● Extracted data
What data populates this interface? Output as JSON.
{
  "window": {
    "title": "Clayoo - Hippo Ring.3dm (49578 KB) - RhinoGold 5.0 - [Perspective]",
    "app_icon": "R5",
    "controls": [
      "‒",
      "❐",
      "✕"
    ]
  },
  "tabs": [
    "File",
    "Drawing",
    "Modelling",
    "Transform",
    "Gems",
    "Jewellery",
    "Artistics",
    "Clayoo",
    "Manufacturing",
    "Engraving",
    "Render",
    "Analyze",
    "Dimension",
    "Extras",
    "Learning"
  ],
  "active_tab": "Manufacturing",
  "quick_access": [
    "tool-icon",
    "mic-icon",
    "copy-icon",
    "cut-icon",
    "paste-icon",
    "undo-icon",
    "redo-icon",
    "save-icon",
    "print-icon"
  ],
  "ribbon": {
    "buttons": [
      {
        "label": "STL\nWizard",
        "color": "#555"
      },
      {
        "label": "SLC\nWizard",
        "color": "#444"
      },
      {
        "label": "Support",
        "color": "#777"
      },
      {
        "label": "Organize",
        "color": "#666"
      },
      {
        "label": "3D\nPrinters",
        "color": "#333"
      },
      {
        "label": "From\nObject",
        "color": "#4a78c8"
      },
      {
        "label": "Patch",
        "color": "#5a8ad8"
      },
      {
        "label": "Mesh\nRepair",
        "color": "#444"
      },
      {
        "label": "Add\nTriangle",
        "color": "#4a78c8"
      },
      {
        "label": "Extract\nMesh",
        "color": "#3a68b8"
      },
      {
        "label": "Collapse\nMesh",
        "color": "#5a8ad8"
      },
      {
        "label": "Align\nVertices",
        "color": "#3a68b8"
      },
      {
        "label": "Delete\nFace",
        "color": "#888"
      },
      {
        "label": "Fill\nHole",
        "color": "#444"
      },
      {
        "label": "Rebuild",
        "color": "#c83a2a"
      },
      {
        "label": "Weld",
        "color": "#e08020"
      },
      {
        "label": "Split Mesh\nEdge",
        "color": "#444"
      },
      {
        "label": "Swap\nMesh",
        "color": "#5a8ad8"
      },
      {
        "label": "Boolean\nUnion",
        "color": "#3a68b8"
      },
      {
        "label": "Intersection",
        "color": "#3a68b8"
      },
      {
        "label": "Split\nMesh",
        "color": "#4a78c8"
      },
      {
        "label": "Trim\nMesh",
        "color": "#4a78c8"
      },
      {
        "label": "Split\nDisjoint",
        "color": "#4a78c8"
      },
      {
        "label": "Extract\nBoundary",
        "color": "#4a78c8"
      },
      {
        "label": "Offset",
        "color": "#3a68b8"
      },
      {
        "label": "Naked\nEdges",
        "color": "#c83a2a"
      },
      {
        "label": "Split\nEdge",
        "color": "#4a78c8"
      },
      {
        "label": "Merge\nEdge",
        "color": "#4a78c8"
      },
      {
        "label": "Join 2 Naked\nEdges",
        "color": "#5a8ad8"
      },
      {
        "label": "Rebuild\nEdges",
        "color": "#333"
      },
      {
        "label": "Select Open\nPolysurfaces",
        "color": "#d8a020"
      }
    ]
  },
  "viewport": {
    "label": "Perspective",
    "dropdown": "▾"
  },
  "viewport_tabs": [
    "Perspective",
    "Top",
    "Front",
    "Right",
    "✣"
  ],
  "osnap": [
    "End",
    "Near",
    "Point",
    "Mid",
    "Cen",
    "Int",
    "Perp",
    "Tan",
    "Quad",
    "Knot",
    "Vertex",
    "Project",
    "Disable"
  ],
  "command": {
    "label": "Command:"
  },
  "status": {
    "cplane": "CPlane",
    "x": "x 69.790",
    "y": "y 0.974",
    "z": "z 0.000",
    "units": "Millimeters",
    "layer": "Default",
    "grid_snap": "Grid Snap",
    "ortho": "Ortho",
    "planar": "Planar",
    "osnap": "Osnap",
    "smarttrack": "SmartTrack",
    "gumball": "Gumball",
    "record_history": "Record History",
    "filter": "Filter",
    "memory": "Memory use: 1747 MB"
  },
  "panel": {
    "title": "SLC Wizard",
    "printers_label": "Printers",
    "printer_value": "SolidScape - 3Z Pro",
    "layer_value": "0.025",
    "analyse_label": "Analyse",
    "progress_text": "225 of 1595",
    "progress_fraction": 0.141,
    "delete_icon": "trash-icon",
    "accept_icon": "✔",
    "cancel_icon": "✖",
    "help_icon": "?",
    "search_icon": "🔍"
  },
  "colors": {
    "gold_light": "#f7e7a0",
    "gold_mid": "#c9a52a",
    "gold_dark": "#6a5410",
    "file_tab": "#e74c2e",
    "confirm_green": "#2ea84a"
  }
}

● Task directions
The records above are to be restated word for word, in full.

● Exercise answer
What data populates this interface? Output as JSON.
{
  "window": {
    "title": "Clayoo - Hippo Ring.3dm (49578 KB) - RhinoGold 5.0 - [Perspective]",
    "app_icon": "R5",
    "controls": [
      "‒",
      "❐",
      "✕"
    ]
  },
  "tabs": [
    "File",
    "Drawing",
    "Modelling",
    "Transform",
    "Gems",
    "Jewellery",
    "Artistics",
    "Clayoo",
    "Manufacturing",
    "Engraving",
    "Render",
    "Analyze",
    "Dimension",
    "Extras",
    "Learning"
  ],
  "active_tab": "Manufacturing",
  "quick_access": [
    "tool-icon",
    "mic-icon",
    "copy-icon",
    "cut-icon",
    "paste-icon",
    "undo-icon",
    "redo-icon",
    "save-icon",
    "print-icon"
  ],
  "ribbon": {
    "buttons": [
      {
        "label": "STL\nWizard",
        "color": "#555"
      },
      {
        "label": "SLC\nWizard",
        "color": "#444"
      },
      {
        "label": "Support",
        "color": "#777"
      },
      {
        "label": "Organize",
        "color": "#666"
      },
      {
        "label": "3D\nPrinters",
        "color": "#333"
      },
      {
        "label": "From\nObject",
        "color": "#4a78c8"
      },
      {
        "label": "Patch",
        "color": "#5a8ad8"
      },
      {
        "label": "Mesh\nRepair",
        "color": "#444"
      },
      {
        "label": "Add\nTriangle",
        "color": "#4a78c8"
      },
      {
        "label": "Extract\nMesh",
        "color": "#3a68b8"
      },
      {
        "label": "Collapse\nMesh",
        "color": "#5a8ad8"
      },
      {
        "label": "Align\nVertices",
        "color": "#3a68b8"
      },
      {
        "label": "Delete\nFace",
        "color": "#888"
      },
      {
        "label": "Fill\nHole",
        "color": "#444"
      },
      {
        "label": "Rebuild",
        "color": "#c83a2a"
      },
      {
        "label": "Weld",
        "color": "#e08020"
      },
      {
        "label": "Split Mesh\nEdge",
        "color": "#444"
      },
      {
        "label": "Swap\nMesh",
        "color": "#5a8ad8"
      },
      {
        "label": "Boolean\nUnion",
        "color": "#3a68b8"
      },
      {
        "label": "Intersection",
        "color": "#3a68b8"
      },
      {
        "label": "Split\nMesh",
        "color": "#4a78c8"
      },
      {
        "label": "Trim\nMesh",
        "color": "#4a78c8"
      },
      {
        "label": "Split\nDisjoint",
        "color": "#4a78c8"
      },
      {
        "label": "Extract\nBoundary",
        "color": "#4a78c8"
      },
      {
        "label": "Offset",
        "color": "#3a68b8"
      },
      {
        "label": "Naked\nEdges",
        "color": "#c83a2a"
      },
      {
        "label": "Split\nEdge",
        "color": "#4a78c8"
      },
      {
        "label": "Merge\nEdge",
        "color": "#4a78c8"
      },
      {
        "label": "Join 2 Naked\nEdges",
        "color": "#5a8ad8"
      },
      {
        "label": "Rebuild\nEdges",
        "color": "#333"
      },
      {
        "label": "Select Open\nPolysurfaces",
        "color": "#d8a020"
      }
    ]
  },
  "viewport": {
    "label": "Perspective",
    "dropdown": "▾"
  },
  "viewport_tabs": [
    "Perspective",
    "Top",
    "Front",
    "Right",
    "✣"
  ],
  "osnap": [
    "End",
    "Near",
    "Point",
    "Mid",
    "Cen",
    "Int",
    "Perp",
    "Tan",
    "Quad",
    "Knot",
    "Vertex",
    "Project",
    "Disable"
  ],
  "command": {
    "label": "Command:"
  },
  "status": {
    "cplane": "CPlane",
    "x": "x 69.790",
    "y": "y 0.974",
    "z": "z 0.000",
    "units": "Millimeters",
    "layer": "Default",
    "grid_snap": "Grid Snap",
    "ortho": "Ortho",
    "planar": "Planar",
    "osnap": "Osnap",
    "smarttrack": "SmartTrack",
    "gumball": "Gumball",
    "record_history": "Record History",
    "filter": "Filter",
    "memory": "Memory use: 1747 MB"
  },
  "panel": {
    "title": "SLC Wizard",
    "printers_label": "Printers",
    "printer_value": "SolidScape - 3Z Pro",
    "layer_value": "0.025",
    "analyse_label": "Analyse",
    "progress_text": "225 of 1595",
    "progress_fraction": 0.141,
    "delete_icon": "trash-icon",
    "accept_icon": "✔",
    "cancel_icon": "✖",
    "help_icon": "?",
    "search_icon": "🔍"
  },
  "colors": {
    "gold_light": "#f7e7a0",
    "gold_mid": "#c9a52a",
    "gold_dark": "#6a5410",
    "file_tab": "#e74c2e",
    "confirm_green": "#2ea84a"
  }
}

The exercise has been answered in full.